Thirdly, while regular dictionaries will only show you standard pronunciations, a good pronunciation dictionary will also let you know the non-standard variations. Showing that to students has helped me previously with those who would use a non-standard pronunciation because they heard it from native speakers. Instead of saying, “No, that pronunciation doesn’t exist,” which is simply not true, you can use the dictionary to help them realize that the pronunciation is really out there, but may be discriminated against in certain contexts. To drive the point home, I ask them what they think of the pronunciation ‘pobrema’ for the word spelled ‘problema’ (and you’d be surprised how many Brazilian students deny its existence!). If they think ‘pobrema’ is right or wrong is beside the point: ‘pobrema’ is indeed said by many native speakers of Brazilian Portuguese. To belittle someone for saying ‘pobrema’ is linguistic prejudice, not the nicest thing to do. However, if you are representing your company or looking for a job, you are probably better off steering clear of that pronunciation if at all possible.
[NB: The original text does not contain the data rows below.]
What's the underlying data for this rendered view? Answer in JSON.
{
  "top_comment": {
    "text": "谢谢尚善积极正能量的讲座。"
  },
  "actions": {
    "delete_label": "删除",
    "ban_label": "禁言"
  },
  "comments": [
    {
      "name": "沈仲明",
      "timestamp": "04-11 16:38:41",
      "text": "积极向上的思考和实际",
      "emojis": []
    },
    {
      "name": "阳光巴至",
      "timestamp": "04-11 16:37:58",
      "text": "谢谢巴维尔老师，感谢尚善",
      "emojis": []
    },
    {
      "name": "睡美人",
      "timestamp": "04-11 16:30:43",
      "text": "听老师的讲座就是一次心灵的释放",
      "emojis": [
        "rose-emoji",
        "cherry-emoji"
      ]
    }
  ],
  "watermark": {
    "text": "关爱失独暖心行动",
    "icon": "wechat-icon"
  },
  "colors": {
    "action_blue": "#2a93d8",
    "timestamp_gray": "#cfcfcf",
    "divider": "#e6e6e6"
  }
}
Let me leave you all with a final for instance of the use of pronunciation dictionaries. Higor Cavalcante, the author of the great “Inglês para Professor”, said on his book page that he was watching a Friends’ rerun (I suppose loving Friends is almost a job requirement in Brazilian ELT, if my friends and I are anything to go by) and found Phoebe’s pronunciation of ‘mischievous’ surprising. One does not get many chances to say the word, but he would have guessed the stress fell on the second syllable, ‘misCHIEvous’. The character, though, had said, ‘MISchievous’. Funnily enough, I had heard the same comment from a British-born English language teacher. With eyes wide open, he turned to me and an American classmate and exclaimed, “Did you know it’s ‘MISchievous’, not ‘misCHIEvous’? It just sounds sooo wrong!” Back then, I was curious to see whether his pronunciation was listed in the dictionary, and guess what: it wasn’t. No dictionary I checked then* had ‘misCHIEvous’… except pronunciation dictionaries. Here are prints of Longman Pronunciation Dictionary CD-Rom, which Henrique Pereira Moreira kindly took for me and Higor:
As you see, both pronunciations are possible, but the stress in the first syllable is the only option in American English and the most frequent one (65%) in British English. Yet ‘misCHIEvous’ is there represented by 35% of British speakers. There is also a graph showing the pronunciation by age group: the younger you are, the more likely you are to pronounce it the way Higor and my British friend wanted to. You know, because they are so hip, cool, and with it.
*Later I found this entry in Oxford Dictionaries claiming the four-syllable pronunciation with the stress on ‘CHIE’ was wrong, but didn’t comment on the three-syllable pronunciation with the stress on ‘CHIE’. You see how the explanation in the Longman Pronunciation Dictionary is much richer.
Here’s Cambridge Pronouncing Dictionary on it: